Directions for this task => Check every line of the data below for the word "list". Copy the ones that have it.

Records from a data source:

******************************

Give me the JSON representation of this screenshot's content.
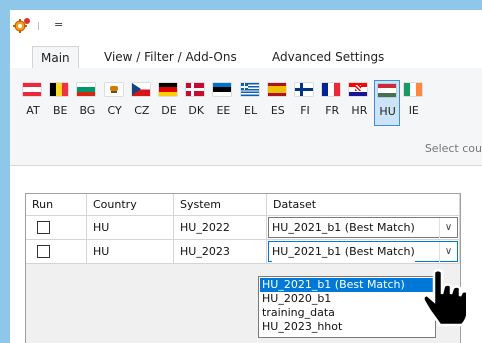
{
  "qat": {
    "dropdown_glyph": "="
  },
  "tabs": [
    {
      "label": "Main",
      "active": true
    },
    {
      "label": "View / Filter / Add-Ons",
      "active": false
    },
    {
      "label": "Advanced Settings",
      "active": false
    }
  ],
  "countries": [
    {
      "code": "AT",
      "icon": "at-flag-icon",
      "selected": false
    },
    {
      "code": "BE",
      "icon": "be-flag-icon",
      "selected": false
    },
    {
      "code": "BG",
      "icon": "bg-flag-icon",
      "selected": false
    },
    {
      "code": "CY",
      "icon": "cy-flag-icon",
      "selected": false
    },
    {
      "code": "CZ",
      "icon": "cz-flag-icon",
      "selected": false
    },
    {
      "code": "DE",
      "icon": "de-flag-icon",
      "selected": false
    },
    {
      "code": "DK",
      "icon": "dk-flag-icon",
      "selected": false
    },
    {
      "code": "EE",
      "icon": "ee-flag-icon",
      "selected": false
    },
    {
      "code": "EL",
      "icon": "el-flag-icon",
      "selected": false
    },
    {
      "code": "ES",
      "icon": "es-flag-icon",
      "selected": false
    },
    {
      "code": "FI",
      "icon": "fi-flag-icon",
      "selected": false
    },
    {
      "code": "FR",
      "icon": "fr-flag-icon",
      "selected": false
    },
    {
      "code": "HR",
      "icon": "hr-flag-icon",
      "selected": false
    },
    {
      "code": "HU",
      "icon": "hu-flag-icon",
      "selected": true
    },
    {
      "code": "IE",
      "icon": "ie-flag-icon",
      "selected": false
    }
  ],
  "ribbon_caption": "Select cou",
  "grid": {
    "headers": [
      "Run",
      "Country",
      "System",
      "Dataset"
    ],
    "rows": [
      {
        "run": false,
        "country": "HU",
        "system": "HU_2022",
        "dataset": "HU_2021_b1 (Best Match)"
      },
      {
        "run": false,
        "country": "HU",
        "system": "HU_2023",
        "dataset": "HU_2021_b1 (Best Match)"
      }
    ]
  },
  "dropdown": {
    "options": [
      "HU_2021_b1 (Best Match)",
      "HU_2020_b1",
      "training_data",
      "HU_2023_hhot"
    ],
    "highlighted": 0
  },
  "colors": {
    "accent": "#0078d7",
    "selected_tab_border": "#3c8fd5",
    "background": "#8ec7e8"
  },
  "combo_arrow_glyph": "∨"
}
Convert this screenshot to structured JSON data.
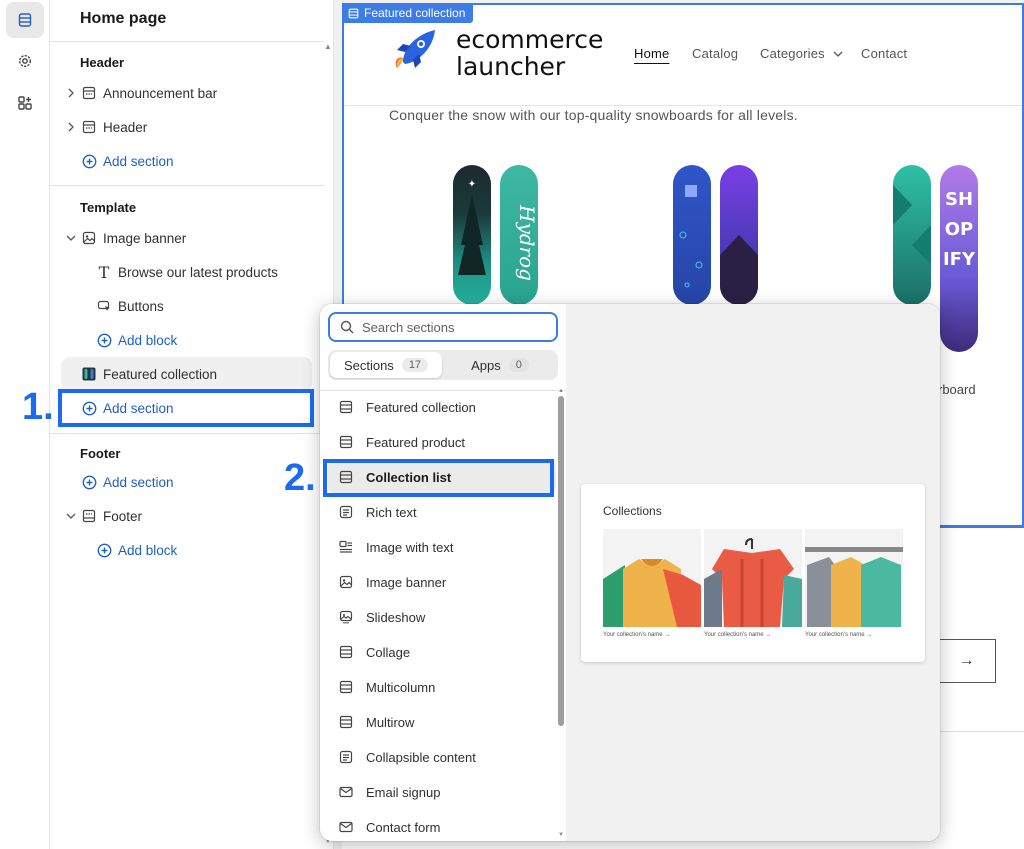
{
  "sidebar": {
    "title": "Home page",
    "header_group": "Header",
    "header_items": [
      {
        "label": "Announcement bar"
      },
      {
        "label": "Header"
      }
    ],
    "header_add_section": "Add section",
    "template_group": "Template",
    "image_banner": "Image banner",
    "image_banner_blocks": [
      {
        "label": "Browse our latest products"
      },
      {
        "label": "Buttons"
      }
    ],
    "image_banner_add_block": "Add block",
    "featured_collection": "Featured collection",
    "template_add_section": "Add section",
    "footer_group": "Footer",
    "footer_add_section": "Add section",
    "footer": "Footer",
    "footer_add_block": "Add block"
  },
  "annotations": {
    "step1": "1.",
    "step2": "2."
  },
  "preview": {
    "selected_tag": "Featured collection",
    "logo_line1": "ecommerce",
    "logo_line2": "launcher",
    "nav": [
      "Home",
      "Catalog",
      "Categories",
      "Contact"
    ],
    "tagline": "Conquer the snow with our top-quality snowboards for all levels.",
    "product_label_partial": "rboard",
    "arrow": "→"
  },
  "popover": {
    "search_placeholder": "Search sections",
    "tabs": [
      {
        "label": "Sections",
        "count": "17"
      },
      {
        "label": "Apps",
        "count": "0"
      }
    ],
    "items": [
      {
        "label": "Featured collection",
        "icon": "section-icon"
      },
      {
        "label": "Featured product",
        "icon": "section-icon"
      },
      {
        "label": "Collection list",
        "icon": "section-icon"
      },
      {
        "label": "Rich text",
        "icon": "text-icon"
      },
      {
        "label": "Image with text",
        "icon": "image-text-icon"
      },
      {
        "label": "Image banner",
        "icon": "image-icon"
      },
      {
        "label": "Slideshow",
        "icon": "slideshow-icon"
      },
      {
        "label": "Collage",
        "icon": "section-icon"
      },
      {
        "label": "Multicolumn",
        "icon": "section-icon"
      },
      {
        "label": "Multirow",
        "icon": "section-icon"
      },
      {
        "label": "Collapsible content",
        "icon": "text-icon"
      },
      {
        "label": "Email signup",
        "icon": "mail-icon"
      },
      {
        "label": "Contact form",
        "icon": "mail-icon"
      }
    ],
    "selected_item": "Collection list",
    "preview_card": {
      "title": "Collections",
      "captions": [
        "Your collection's name →",
        "Your collection's name →",
        "Your collection's name →"
      ]
    }
  },
  "colors": {
    "accent": "#1c6bef",
    "link": "#1f5fbf",
    "selection_outline": "#3d7be5"
  }
}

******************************

Task response =>
        "label": "Collection list",
    "selected_item": "Collection list",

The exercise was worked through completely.